Website and app data records:
════════════════════

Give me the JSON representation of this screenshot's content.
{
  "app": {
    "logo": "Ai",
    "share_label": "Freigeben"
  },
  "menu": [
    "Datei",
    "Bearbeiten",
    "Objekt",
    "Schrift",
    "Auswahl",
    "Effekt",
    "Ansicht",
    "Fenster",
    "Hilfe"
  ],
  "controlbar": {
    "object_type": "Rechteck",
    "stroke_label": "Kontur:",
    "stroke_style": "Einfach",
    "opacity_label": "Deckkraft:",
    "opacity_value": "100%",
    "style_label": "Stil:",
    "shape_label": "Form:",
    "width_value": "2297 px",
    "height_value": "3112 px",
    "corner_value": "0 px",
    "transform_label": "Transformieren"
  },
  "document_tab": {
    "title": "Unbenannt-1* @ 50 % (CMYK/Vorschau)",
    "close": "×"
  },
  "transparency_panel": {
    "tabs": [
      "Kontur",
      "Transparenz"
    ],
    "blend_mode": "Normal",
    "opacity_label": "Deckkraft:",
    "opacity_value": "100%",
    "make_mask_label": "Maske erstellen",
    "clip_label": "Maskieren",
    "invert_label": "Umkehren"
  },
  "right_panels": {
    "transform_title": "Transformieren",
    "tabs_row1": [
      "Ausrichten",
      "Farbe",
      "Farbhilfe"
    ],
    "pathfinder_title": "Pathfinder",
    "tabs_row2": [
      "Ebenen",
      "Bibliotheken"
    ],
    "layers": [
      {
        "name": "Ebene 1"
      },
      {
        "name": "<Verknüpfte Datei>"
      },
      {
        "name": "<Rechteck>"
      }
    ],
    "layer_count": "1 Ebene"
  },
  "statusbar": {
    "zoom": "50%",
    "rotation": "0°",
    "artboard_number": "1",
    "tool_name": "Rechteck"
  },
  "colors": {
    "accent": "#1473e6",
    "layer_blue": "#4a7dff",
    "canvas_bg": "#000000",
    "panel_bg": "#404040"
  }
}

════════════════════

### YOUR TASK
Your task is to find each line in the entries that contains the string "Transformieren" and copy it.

### RESPONSE AREA
    "transform_label": "Transformieren"
    "transform_title": "Transformieren",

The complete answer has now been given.